- An ability to ‘respectfully’ argue your case
- Confidence in the quality and ability of your on-air- talent
- Recognising their authority
- Having a sound knowledge of broadcast ethics
Basically, a perfect African blend of both commendation and critique. I argue that the talk radio format in Nigeria needs to gain confidence and win over the NBC’s trust if we cannot change their method of operation.
Chimamamda Adichie said: “Be astute about when you need balance, sometimes seeking balance gets in the way of telling the truth”…
However, The NBC seeks balance in broadcast media:
“…Programmes devoted to the discussion of a matter of public interest shall ensure fairness and balance”..
As balance is the focus, perhaps talk radio stations can consider this style by the LBC; Leading Britain’s Conversation.
LBC is a talk radio station in The UK. It is my favourite talk station really. They employ balance in a style that I admire. Not always in the old and true fashion where two people of opposing views sit must together to balance the dialogue.
Rather each belt is driven by a host of particular leaning. Take Nick Ferrarri, a conservative host who leads the 7am to 10am belt while James O’brien a liberal leads the 10am to 1pm belt.
This is a station that until recently had Kate Hopkins on its dial. There’s a host for every point of view, in that way the entire station creates balance, never really leans in any one direction, truly leading Britain’s conversation.
Is there a talk radio station in Nigeria willing to adopt a different style? Will the NBC be willing to negotiate a different kind of balance that encourages the future of talk radio?

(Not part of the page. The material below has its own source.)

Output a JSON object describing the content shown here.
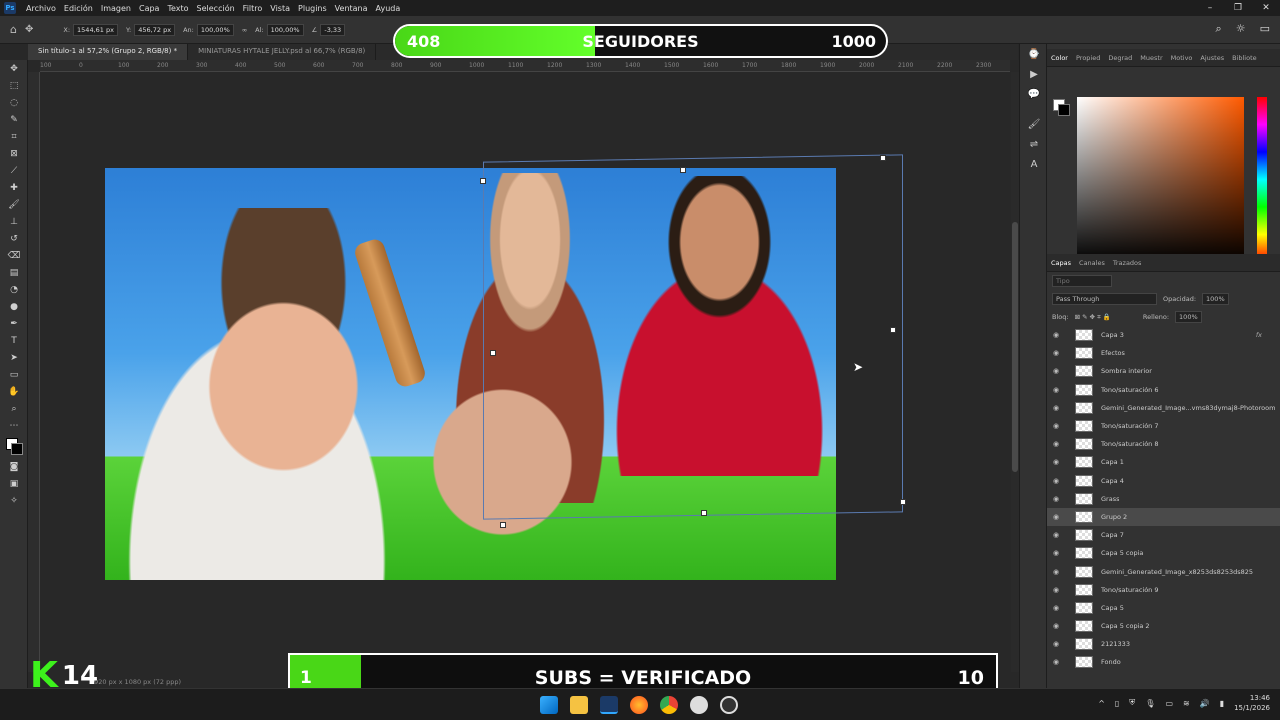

Whenever I suggest the LBC style I am told of the unique peculiarities of Nigeria and the Nigerian listener. How the thing that works ‘over there’ cannot work in Naija.

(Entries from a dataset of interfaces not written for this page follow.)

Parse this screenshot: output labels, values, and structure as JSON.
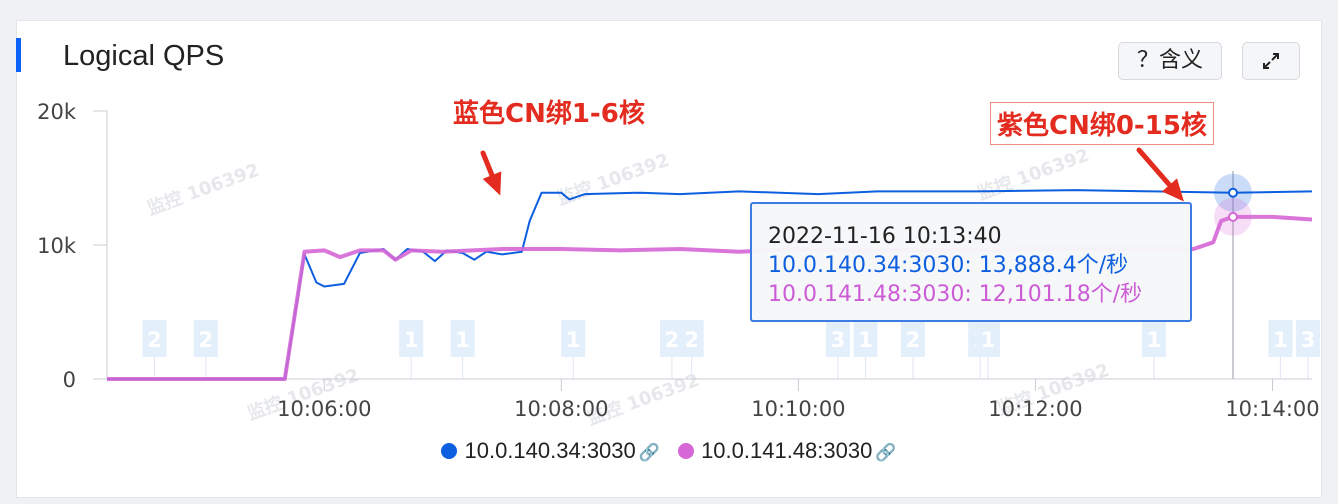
{
  "header": {
    "title": "Logical QPS",
    "meaning_button": "？含义",
    "expand_icon": "expand-icon"
  },
  "annotations": {
    "left": "蓝色CN绑1-6核",
    "right": "紫色CN绑0-15核"
  },
  "tooltip": {
    "time": "2022-11-16 10:13:40",
    "row_blue": "10.0.140.34:3030: 13,888.4个/秒",
    "row_purple": "10.0.141.48:3030: 12,101.18个/秒"
  },
  "legend": {
    "items": [
      {
        "label": "10.0.140.34:3030",
        "color": "#0d5fe0"
      },
      {
        "label": "10.0.141.48:3030",
        "color": "#d667d6"
      }
    ],
    "link_icon": "link-icon"
  },
  "watermark": "监控 106392",
  "chart_data": {
    "type": "line",
    "x_ticks": [
      "10:06:00",
      "10:08:00",
      "10:10:00",
      "10:12:00",
      "10:14:00"
    ],
    "y_ticks": [
      "0",
      "10k",
      "20k"
    ],
    "xlim": [
      "10:04:10",
      "10:14:20"
    ],
    "ylim": [
      0,
      20000
    ],
    "grid": false,
    "legend_position": "bottom",
    "hover_time": "10:13:40",
    "series": [
      {
        "name": "10.0.140.34:3030",
        "color": "#0d5fe0",
        "points": [
          [
            "10:04:10",
            0
          ],
          [
            "10:05:40",
            0
          ],
          [
            "10:05:50",
            9300
          ],
          [
            "10:05:56",
            7200
          ],
          [
            "10:06:00",
            6900
          ],
          [
            "10:06:10",
            7100
          ],
          [
            "10:06:18",
            9400
          ],
          [
            "10:06:30",
            9700
          ],
          [
            "10:06:36",
            8900
          ],
          [
            "10:06:42",
            9700
          ],
          [
            "10:06:50",
            9500
          ],
          [
            "10:06:56",
            8800
          ],
          [
            "10:07:02",
            9600
          ],
          [
            "10:07:10",
            9400
          ],
          [
            "10:07:16",
            8900
          ],
          [
            "10:07:22",
            9500
          ],
          [
            "10:07:30",
            9300
          ],
          [
            "10:07:40",
            9500
          ],
          [
            "10:07:44",
            11800
          ],
          [
            "10:07:50",
            13900
          ],
          [
            "10:08:00",
            13900
          ],
          [
            "10:08:04",
            13400
          ],
          [
            "10:08:12",
            13800
          ],
          [
            "10:08:40",
            13900
          ],
          [
            "10:09:00",
            13800
          ],
          [
            "10:09:30",
            14000
          ],
          [
            "10:10:10",
            13800
          ],
          [
            "10:10:40",
            14000
          ],
          [
            "10:11:30",
            14000
          ],
          [
            "10:12:20",
            14100
          ],
          [
            "10:13:00",
            14000
          ],
          [
            "10:13:40",
            13900
          ],
          [
            "10:14:20",
            14000
          ]
        ]
      },
      {
        "name": "10.0.141.48:3030",
        "color": "#d667d6",
        "points": [
          [
            "10:04:10",
            0
          ],
          [
            "10:05:40",
            0
          ],
          [
            "10:05:50",
            9500
          ],
          [
            "10:06:00",
            9600
          ],
          [
            "10:06:08",
            9100
          ],
          [
            "10:06:18",
            9600
          ],
          [
            "10:06:30",
            9600
          ],
          [
            "10:06:36",
            8900
          ],
          [
            "10:06:44",
            9600
          ],
          [
            "10:07:00",
            9500
          ],
          [
            "10:07:30",
            9700
          ],
          [
            "10:08:00",
            9700
          ],
          [
            "10:08:30",
            9600
          ],
          [
            "10:09:00",
            9700
          ],
          [
            "10:09:30",
            9500
          ],
          [
            "10:10:00",
            9700
          ],
          [
            "10:10:30",
            9600
          ],
          [
            "10:11:00",
            9600
          ],
          [
            "10:12:00",
            9700
          ],
          [
            "10:13:20",
            9700
          ],
          [
            "10:13:30",
            10200
          ],
          [
            "10:13:34",
            11800
          ],
          [
            "10:13:40",
            12100
          ],
          [
            "10:14:00",
            12100
          ],
          [
            "10:14:20",
            11900
          ]
        ]
      }
    ],
    "event_markers": [
      {
        "time": "10:04:34",
        "label": "2"
      },
      {
        "time": "10:05:00",
        "label": "2"
      },
      {
        "time": "10:06:44",
        "label": "1"
      },
      {
        "time": "10:07:10",
        "label": "1"
      },
      {
        "time": "10:08:06",
        "label": "1"
      },
      {
        "time": "10:08:56",
        "label": "2"
      },
      {
        "time": "10:09:06",
        "label": "2"
      },
      {
        "time": "10:10:20",
        "label": "3"
      },
      {
        "time": "10:10:34",
        "label": "1"
      },
      {
        "time": "10:10:58",
        "label": "2"
      },
      {
        "time": "10:11:32",
        "label": "1"
      },
      {
        "time": "10:11:36",
        "label": "1"
      },
      {
        "time": "10:13:00",
        "label": "1"
      },
      {
        "time": "10:14:04",
        "label": "1"
      },
      {
        "time": "10:14:18",
        "label": "3"
      }
    ]
  }
}
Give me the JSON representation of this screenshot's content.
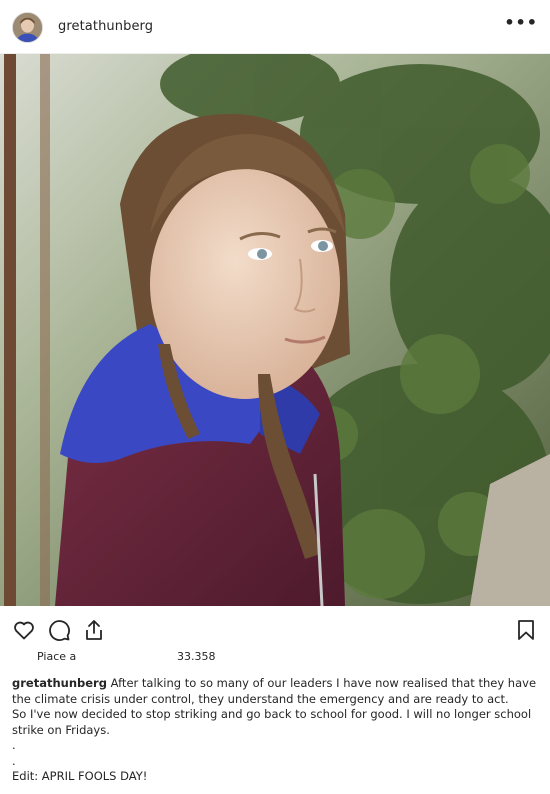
{
  "header": {
    "username": "gretathunberg",
    "more_glyph": "•••",
    "avatar_icon": "profile-avatar"
  },
  "photo": {
    "description_icon": "post-photo"
  },
  "actions": {
    "like_icon": "heart-icon",
    "comment_icon": "comment-icon",
    "share_icon": "share-icon",
    "save_icon": "bookmark-icon"
  },
  "likes": {
    "label": "Piace a",
    "count": "33.358"
  },
  "caption": {
    "username": "gretathunberg",
    "line1": "After talking to so many of our leaders I have now realised that they have the climate crisis under control, they understand the emergency and are ready to act.",
    "line2": "So I've now decided to stop striking and go back to school for good. I will no longer school strike on Fridays.",
    "dot1": ".",
    "dot2": ".",
    "edit": "Edit: APRIL FOOLS DAY!"
  }
}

Nigeria has her peculiarities a great many of us are either uneducated or poorly educated and we have to design a talk format that is unique to those peculiarities.

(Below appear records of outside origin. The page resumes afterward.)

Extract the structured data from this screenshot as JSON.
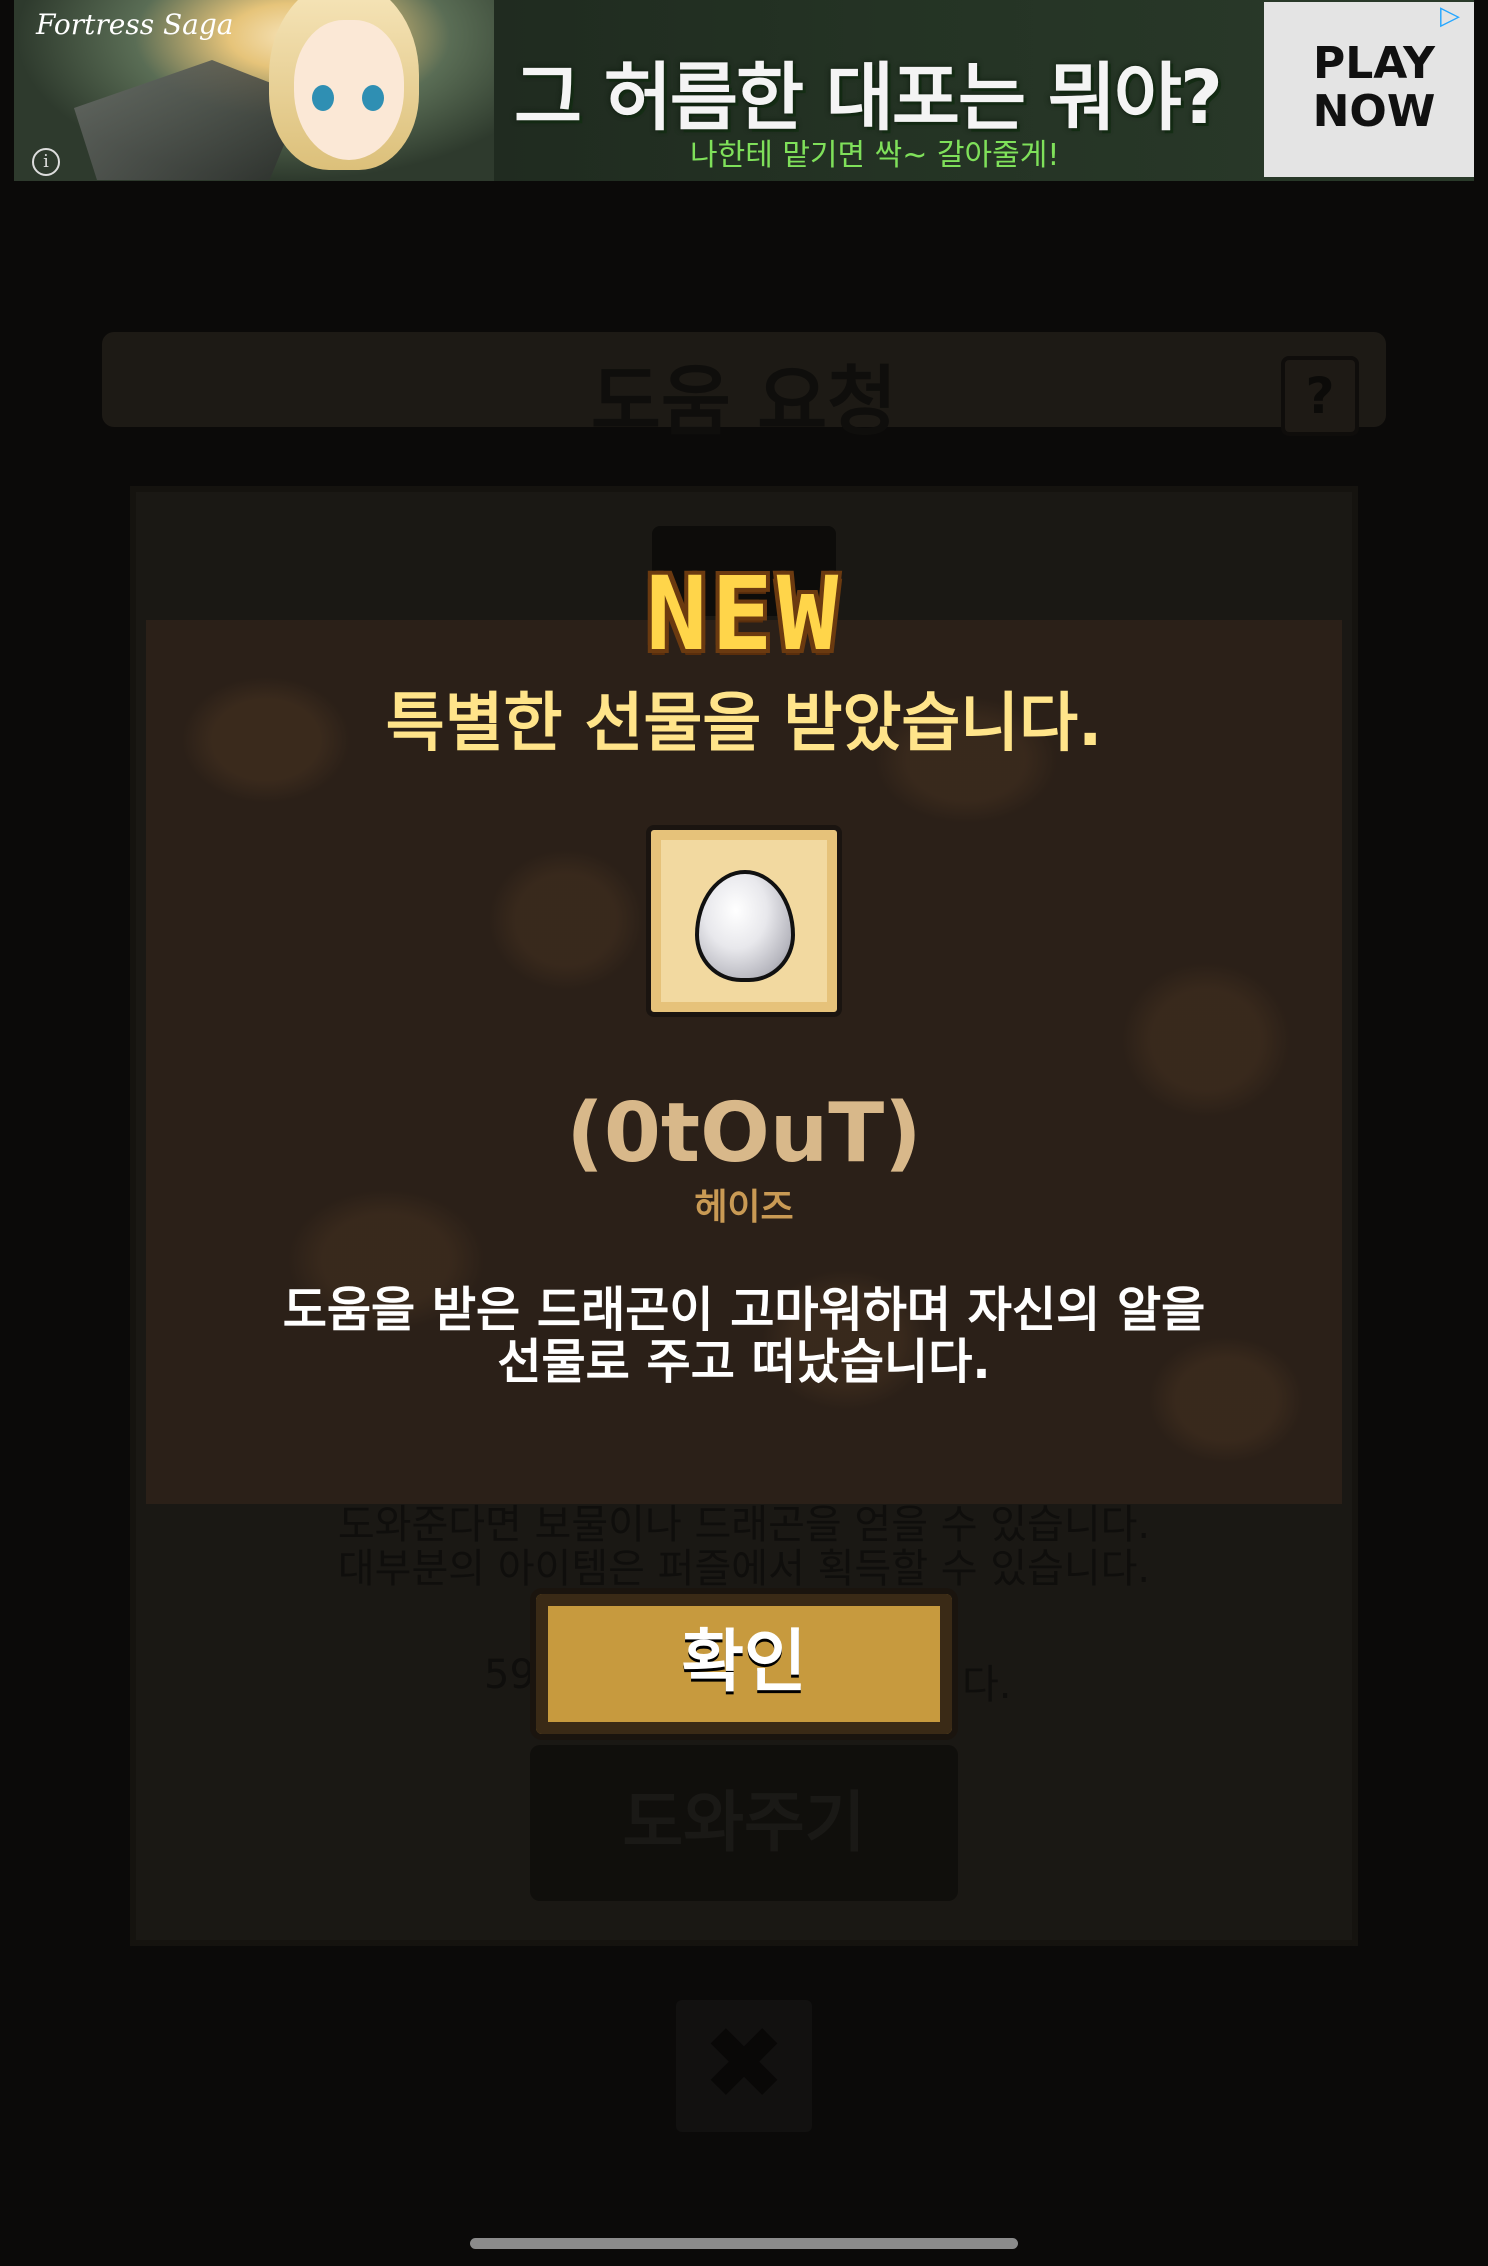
{
  "ad": {
    "logo": "Fortress Saga",
    "headline": "그 허름한 대포는 뭐야?",
    "subline": "나한테 맡기면 싹~ 갈아줄게!",
    "cta": "PLAY NOW",
    "info_icon": "info-icon",
    "adchoices_icon": "adchoices-icon"
  },
  "background_screen": {
    "title": "도움 요청",
    "help_icon_label": "?",
    "hint_line_1": "도와준다면 보물이나 드래곤을 얻을 수 있습니다.",
    "hint_line_2": "대부분의 아이템은 퍼즐에서 획득할 수 있습니다.",
    "counter_left": "59",
    "counter_right": "다.",
    "help_button": "도와주기",
    "close_icon": "close-icon"
  },
  "reward_popup": {
    "badge": "NEW",
    "title": "특별한 선물을 받았습니다.",
    "item_icon": "dragon-egg-icon",
    "item_name": "(0tOuT)",
    "item_type": "헤이즈",
    "description_line_1": "도움을 받은 드래곤이 고마워하며 자신의 알을",
    "description_line_2": "선물로 주고 떠났습니다.",
    "confirm_button": "확인"
  },
  "colors": {
    "accent_gold": "#ffd54a",
    "title_yellow": "#ffe48a",
    "item_name": "#d8b88a",
    "popup_bg": "#2b2018",
    "button_gold": "#c79a3e"
  }
}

I understand such reservations, after all OFCOM, the UK broadcast monitor allows within the code the “transmitting of provocative material- even if some people consider it offensive- as long as it is editorially justified and the audience is given appropriate information.”
I would have gotten away with the Asaba massacre anniversary broadcast under such code.
I do understand but I disagree.
Have the Nigerian listener stopped desiring the unbiased truth, the freedom to express themselves, to hear and be heard?
Have they stopped challenging status quo and seeking representation in the media; just like all listeners in the world?
If all these haven’t changed then talk radio has to stop pretending to reach for the inevitable and just do its absolute best to encourage dialogue that informs, inspires , educate and entertains Nigerians.
Talk radio in Nigeria today is mercurial, but talk radio can find success despite the current challenges. It will involve taking these few steps:
- Employ experienced broadcast talents.
- Train broadcast talents
- Consistency and a narrow focus on format is the key to talk radio’s survival in Nigeria
- Dedication to a chosen format ensures listenership. Professionalism increases listenership; listenership brings market. Market brings profit.
- Talk radio cannot survive its infantile stage as a profit driven venture.
- Investors have to focus on content and societal impact before profit.
- Advertisers cannot call the shots in commercialization of talk radio.
- NBC needs to be regarded as a partner not an adversary, no matter how long it will take to achieve some kind of synergy.
- NBC’s history is the reason for most of its knee-jerk reaction to controversial broadcast but an independent NBC is an asset to Nigeria.
- Nigeria is fertile ground for the talk format; current talk radio stations need the competition.
- Investor- owners of talk radio stations need to accept that it will challenge the norm and must be prepared to be a support system to the on-air talent.
CONSISTENCY IS THE KEY
The future of talk radio in Nigeria depends on this. Dedication to the chosen format. Pick one, stick to it. There’s no need for a format we don’t understand, so simplify it.
Let us avoid making the news, talk and sports format a cover for being masters of nothing in an industry where mastering and specificity is everything.